• [EXERCISE REQUIREMENTS]: If a line in the data holds "kind", copy that line out in full.

• [GIVEN RECORDS]:
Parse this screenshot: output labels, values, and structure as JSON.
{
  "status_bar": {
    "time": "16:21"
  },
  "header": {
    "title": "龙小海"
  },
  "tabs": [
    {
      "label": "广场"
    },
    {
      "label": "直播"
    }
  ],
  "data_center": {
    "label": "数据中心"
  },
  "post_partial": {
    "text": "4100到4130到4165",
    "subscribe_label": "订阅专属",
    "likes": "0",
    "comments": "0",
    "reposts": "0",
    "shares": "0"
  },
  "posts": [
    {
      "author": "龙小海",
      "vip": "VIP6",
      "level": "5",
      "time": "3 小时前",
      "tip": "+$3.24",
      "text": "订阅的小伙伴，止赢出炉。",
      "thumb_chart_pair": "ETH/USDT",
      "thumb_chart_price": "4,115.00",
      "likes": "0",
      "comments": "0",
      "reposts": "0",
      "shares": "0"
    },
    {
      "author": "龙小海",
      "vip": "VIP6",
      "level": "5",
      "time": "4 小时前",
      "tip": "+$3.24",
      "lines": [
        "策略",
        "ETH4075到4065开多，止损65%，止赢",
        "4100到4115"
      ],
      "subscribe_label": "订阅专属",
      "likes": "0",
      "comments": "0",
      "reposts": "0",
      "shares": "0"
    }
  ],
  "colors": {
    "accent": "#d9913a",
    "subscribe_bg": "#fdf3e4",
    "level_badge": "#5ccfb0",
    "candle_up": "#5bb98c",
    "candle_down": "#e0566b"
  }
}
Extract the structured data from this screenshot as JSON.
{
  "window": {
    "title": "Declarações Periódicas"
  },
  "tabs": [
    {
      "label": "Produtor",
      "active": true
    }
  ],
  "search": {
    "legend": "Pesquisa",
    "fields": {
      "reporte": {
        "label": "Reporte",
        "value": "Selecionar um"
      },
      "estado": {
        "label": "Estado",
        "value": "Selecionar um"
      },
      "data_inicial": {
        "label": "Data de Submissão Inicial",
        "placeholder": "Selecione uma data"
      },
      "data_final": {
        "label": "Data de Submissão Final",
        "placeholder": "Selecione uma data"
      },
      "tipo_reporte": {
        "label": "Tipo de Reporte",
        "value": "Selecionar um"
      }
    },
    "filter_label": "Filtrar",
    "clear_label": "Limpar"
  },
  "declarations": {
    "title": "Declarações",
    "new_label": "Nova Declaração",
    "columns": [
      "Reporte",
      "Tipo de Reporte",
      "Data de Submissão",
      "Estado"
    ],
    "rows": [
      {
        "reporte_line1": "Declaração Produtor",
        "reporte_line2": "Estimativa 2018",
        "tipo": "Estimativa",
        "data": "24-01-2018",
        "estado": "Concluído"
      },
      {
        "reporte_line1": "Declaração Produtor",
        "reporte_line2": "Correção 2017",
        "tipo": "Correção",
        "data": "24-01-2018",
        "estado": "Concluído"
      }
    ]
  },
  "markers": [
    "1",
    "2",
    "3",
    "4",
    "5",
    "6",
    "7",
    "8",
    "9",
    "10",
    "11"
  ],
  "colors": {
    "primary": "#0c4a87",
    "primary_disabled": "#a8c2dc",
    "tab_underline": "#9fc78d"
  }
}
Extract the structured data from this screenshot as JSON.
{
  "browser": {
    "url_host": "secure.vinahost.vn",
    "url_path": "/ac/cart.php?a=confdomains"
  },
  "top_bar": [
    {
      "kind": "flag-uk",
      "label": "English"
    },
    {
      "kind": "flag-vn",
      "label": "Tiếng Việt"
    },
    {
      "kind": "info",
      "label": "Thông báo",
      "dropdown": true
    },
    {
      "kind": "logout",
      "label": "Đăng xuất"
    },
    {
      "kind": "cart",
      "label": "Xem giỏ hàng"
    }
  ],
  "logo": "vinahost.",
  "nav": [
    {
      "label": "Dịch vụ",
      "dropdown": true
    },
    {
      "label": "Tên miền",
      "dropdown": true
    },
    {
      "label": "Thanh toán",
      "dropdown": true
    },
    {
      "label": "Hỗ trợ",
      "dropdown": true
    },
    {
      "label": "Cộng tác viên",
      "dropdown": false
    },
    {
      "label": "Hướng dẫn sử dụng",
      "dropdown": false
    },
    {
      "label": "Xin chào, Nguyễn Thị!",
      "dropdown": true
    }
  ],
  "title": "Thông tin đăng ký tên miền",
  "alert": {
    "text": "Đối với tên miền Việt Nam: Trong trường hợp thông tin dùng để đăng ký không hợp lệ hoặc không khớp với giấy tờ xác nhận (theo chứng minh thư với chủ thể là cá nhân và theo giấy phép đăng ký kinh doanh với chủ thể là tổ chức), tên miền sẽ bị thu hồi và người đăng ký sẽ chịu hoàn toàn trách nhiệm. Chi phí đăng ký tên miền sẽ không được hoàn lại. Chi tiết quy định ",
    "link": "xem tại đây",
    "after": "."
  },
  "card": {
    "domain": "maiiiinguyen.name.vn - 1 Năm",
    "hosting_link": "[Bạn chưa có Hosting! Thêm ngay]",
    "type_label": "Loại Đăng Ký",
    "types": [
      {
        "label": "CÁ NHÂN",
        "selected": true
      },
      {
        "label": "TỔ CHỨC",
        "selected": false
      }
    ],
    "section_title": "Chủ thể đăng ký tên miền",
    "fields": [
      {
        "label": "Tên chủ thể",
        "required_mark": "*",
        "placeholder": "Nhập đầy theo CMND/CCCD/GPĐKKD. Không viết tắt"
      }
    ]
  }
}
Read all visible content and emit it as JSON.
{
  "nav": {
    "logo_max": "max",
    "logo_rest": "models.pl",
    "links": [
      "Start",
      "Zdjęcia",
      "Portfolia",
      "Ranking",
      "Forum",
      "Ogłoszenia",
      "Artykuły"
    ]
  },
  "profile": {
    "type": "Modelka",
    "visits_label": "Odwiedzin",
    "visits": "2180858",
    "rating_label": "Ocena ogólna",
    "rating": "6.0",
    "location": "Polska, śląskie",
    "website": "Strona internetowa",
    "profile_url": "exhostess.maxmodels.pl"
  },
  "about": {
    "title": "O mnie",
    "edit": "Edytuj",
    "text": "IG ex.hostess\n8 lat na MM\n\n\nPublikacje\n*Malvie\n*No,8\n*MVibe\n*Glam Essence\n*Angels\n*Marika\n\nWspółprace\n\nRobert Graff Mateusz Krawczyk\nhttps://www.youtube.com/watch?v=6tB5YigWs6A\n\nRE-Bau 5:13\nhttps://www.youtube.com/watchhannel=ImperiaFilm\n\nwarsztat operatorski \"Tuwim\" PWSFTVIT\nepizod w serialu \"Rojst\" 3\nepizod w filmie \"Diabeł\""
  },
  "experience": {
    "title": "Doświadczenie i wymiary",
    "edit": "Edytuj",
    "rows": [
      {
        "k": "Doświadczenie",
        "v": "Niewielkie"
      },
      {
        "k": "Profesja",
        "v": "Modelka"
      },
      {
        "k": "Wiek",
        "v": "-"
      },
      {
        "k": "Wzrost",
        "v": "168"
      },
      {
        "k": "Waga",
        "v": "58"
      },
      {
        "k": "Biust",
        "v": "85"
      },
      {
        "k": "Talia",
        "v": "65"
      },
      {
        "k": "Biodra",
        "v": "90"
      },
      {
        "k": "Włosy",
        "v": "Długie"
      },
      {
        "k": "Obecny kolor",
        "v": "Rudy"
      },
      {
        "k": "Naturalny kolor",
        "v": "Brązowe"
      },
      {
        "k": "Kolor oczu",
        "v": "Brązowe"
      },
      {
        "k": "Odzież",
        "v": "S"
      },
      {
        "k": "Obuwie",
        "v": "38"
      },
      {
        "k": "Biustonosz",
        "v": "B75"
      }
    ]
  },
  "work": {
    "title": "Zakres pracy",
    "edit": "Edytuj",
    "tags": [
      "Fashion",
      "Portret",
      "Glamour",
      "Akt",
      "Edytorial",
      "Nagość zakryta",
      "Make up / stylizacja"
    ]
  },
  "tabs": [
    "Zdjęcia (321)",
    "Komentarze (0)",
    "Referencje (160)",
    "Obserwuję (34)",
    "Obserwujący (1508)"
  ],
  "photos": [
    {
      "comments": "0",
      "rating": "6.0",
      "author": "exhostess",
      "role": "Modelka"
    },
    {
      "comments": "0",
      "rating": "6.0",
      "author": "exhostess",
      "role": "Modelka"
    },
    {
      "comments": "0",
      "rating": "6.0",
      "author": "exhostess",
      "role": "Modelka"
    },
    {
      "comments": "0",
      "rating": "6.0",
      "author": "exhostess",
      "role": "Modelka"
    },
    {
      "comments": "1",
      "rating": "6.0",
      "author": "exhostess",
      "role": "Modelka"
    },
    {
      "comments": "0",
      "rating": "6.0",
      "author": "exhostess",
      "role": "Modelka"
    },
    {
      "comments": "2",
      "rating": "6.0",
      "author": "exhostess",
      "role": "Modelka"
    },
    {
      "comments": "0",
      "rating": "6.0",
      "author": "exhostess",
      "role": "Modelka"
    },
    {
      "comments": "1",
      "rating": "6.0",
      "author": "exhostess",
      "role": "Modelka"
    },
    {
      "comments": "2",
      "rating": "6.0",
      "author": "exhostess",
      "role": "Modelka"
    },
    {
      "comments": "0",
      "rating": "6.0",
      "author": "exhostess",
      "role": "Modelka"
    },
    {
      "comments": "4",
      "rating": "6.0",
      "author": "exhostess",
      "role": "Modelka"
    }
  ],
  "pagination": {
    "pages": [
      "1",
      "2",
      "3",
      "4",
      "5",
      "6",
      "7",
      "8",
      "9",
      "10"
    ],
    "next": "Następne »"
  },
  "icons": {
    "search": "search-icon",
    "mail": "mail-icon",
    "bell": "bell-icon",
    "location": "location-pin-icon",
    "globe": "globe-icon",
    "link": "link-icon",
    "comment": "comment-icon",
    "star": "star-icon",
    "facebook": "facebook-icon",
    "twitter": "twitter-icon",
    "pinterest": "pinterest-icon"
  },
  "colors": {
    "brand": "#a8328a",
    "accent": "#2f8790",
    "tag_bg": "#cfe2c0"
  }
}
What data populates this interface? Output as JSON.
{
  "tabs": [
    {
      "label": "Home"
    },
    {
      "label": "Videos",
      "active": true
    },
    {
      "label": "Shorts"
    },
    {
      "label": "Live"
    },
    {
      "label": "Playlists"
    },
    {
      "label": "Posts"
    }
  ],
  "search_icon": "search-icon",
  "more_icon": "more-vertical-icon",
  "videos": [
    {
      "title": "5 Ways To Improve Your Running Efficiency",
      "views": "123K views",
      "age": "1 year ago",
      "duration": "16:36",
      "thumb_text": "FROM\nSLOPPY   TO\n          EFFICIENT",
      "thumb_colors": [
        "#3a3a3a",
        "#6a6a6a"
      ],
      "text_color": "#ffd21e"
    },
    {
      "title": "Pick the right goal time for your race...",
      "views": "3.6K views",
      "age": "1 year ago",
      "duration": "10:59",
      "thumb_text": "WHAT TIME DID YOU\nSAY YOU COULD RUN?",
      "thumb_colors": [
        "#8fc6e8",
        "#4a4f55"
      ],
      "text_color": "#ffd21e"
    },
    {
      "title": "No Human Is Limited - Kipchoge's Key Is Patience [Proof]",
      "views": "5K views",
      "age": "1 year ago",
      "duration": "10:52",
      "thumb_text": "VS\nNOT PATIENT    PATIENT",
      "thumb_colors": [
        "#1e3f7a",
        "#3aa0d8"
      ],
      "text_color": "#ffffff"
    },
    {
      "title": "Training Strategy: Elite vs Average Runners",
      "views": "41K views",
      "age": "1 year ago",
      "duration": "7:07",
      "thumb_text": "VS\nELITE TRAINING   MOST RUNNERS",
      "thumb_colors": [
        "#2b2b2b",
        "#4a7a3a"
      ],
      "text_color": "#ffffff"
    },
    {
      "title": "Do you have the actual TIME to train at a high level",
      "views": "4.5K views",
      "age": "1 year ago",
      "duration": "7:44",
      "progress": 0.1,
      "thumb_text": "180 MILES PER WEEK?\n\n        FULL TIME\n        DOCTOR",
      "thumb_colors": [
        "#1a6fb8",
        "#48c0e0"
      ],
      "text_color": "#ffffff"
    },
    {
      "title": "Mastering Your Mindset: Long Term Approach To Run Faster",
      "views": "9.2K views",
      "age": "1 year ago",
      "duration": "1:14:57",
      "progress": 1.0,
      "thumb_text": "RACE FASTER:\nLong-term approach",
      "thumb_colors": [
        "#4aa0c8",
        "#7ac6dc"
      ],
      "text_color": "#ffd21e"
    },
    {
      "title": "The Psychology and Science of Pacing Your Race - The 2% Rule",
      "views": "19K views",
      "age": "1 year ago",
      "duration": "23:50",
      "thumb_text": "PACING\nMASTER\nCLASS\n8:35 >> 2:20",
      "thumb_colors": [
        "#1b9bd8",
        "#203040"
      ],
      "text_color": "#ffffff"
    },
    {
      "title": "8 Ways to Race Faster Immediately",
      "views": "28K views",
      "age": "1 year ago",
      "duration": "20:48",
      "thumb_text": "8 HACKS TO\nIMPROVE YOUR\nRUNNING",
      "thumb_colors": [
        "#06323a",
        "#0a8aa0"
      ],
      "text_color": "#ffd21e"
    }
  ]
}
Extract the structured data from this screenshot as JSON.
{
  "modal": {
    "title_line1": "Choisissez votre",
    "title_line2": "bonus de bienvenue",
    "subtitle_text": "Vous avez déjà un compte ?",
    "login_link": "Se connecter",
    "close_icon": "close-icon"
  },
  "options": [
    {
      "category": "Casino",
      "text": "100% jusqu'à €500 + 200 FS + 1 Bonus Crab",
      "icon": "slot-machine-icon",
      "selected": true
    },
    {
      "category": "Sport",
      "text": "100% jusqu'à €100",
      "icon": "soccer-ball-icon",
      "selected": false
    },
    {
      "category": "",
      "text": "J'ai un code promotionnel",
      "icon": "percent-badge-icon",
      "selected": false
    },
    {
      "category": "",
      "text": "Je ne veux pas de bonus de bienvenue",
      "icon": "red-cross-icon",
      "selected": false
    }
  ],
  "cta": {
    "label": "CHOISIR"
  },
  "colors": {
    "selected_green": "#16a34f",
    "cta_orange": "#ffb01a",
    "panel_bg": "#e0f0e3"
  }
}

• [RESPONSE]:
      "kind": "flag-uk",
      "kind": "flag-vn",
      "kind": "info",
      "kind": "logout",
      "kind": "cart",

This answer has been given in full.